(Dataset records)
=======

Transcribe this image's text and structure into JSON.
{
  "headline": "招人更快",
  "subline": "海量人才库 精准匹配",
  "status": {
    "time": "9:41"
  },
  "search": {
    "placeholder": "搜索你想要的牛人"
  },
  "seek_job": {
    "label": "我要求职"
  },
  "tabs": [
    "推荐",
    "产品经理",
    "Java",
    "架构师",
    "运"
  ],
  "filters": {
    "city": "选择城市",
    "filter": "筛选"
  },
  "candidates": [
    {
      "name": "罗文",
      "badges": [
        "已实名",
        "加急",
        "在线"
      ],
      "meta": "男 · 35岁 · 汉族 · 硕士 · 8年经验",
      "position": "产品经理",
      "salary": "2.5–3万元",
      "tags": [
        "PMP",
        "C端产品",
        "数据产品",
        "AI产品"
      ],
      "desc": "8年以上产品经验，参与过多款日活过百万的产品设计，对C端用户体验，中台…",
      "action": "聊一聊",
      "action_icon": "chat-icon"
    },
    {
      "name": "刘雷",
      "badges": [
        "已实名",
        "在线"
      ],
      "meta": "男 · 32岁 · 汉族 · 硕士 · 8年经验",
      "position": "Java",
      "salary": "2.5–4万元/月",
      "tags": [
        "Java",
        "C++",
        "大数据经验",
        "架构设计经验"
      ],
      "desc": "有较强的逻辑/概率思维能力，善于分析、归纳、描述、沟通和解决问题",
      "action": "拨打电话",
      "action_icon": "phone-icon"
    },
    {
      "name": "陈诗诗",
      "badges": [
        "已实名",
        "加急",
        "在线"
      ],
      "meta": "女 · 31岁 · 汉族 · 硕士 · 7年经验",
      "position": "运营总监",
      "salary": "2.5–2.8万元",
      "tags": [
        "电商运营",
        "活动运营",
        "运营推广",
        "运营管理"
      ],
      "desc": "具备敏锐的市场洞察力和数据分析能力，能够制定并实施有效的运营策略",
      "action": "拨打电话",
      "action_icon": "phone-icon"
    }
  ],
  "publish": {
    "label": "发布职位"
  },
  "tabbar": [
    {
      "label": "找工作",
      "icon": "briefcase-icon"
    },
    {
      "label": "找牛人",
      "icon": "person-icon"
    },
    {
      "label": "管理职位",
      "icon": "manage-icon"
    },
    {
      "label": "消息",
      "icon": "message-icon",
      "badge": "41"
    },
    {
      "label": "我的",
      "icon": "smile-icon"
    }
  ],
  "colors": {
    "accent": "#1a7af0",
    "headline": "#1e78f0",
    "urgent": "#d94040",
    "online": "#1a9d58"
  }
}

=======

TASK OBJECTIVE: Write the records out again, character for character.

RESPONSE TO THIS TASK:
Transcribe this image's text and structure into JSON.
{
  "headline": "招人更快",
  "subline": "海量人才库 精准匹配",
  "status": {
    "time": "9:41"
  },
  "search": {
    "placeholder": "搜索你想要的牛人"
  },
  "seek_job": {
    "label": "我要求职"
  },
  "tabs": [
    "推荐",
    "产品经理",
    "Java",
    "架构师",
    "运"
  ],
  "filters": {
    "city": "选择城市",
    "filter": "筛选"
  },
  "candidates": [
    {
      "name": "罗文",
      "badges": [
        "已实名",
        "加急",
        "在线"
      ],
      "meta": "男 · 35岁 · 汉族 · 硕士 · 8年经验",
      "position": "产品经理",
      "salary": "2.5–3万元",
      "tags": [
        "PMP",
        "C端产品",
        "数据产品",
        "AI产品"
      ],
      "desc": "8年以上产品经验，参与过多款日活过百万的产品设计，对C端用户体验，中台…",
      "action": "聊一聊",
      "action_icon": "chat-icon"
    },
    {
      "name": "刘雷",
      "badges": [
        "已实名",
        "在线"
      ],
      "meta": "男 · 32岁 · 汉族 · 硕士 · 8年经验",
      "position": "Java",
      "salary": "2.5–4万元/月",
      "tags": [
        "Java",
        "C++",
        "大数据经验",
        "架构设计经验"
      ],
      "desc": "有较强的逻辑/概率思维能力，善于分析、归纳、描述、沟通和解决问题",
      "action": "拨打电话",
      "action_icon": "phone-icon"
    },
    {
      "name": "陈诗诗",
      "badges": [
        "已实名",
        "加急",
        "在线"
      ],
      "meta": "女 · 31岁 · 汉族 · 硕士 · 7年经验",
      "position": "运营总监",
      "salary": "2.5–2.8万元",
      "tags": [
        "电商运营",
        "活动运营",
        "运营推广",
        "运营管理"
      ],
      "desc": "具备敏锐的市场洞察力和数据分析能力，能够制定并实施有效的运营策略",
      "action": "拨打电话",
      "action_icon": "phone-icon"
    }
  ],
  "publish": {
    "label": "发布职位"
  },
  "tabbar": [
    {
      "label": "找工作",
      "icon": "briefcase-icon"
    },
    {
      "label": "找牛人",
      "icon": "person-icon"
    },
    {
      "label": "管理职位",
      "icon": "manage-icon"
    },
    {
      "label": "消息",
      "icon": "message-icon",
      "badge": "41"
    },
    {
      "label": "我的",
      "icon": "smile-icon"
    }
  ],
  "colors": {
    "accent": "#1a7af0",
    "headline": "#1e78f0",
    "urgent": "#d94040",
    "online": "#1a9d58"
  }
}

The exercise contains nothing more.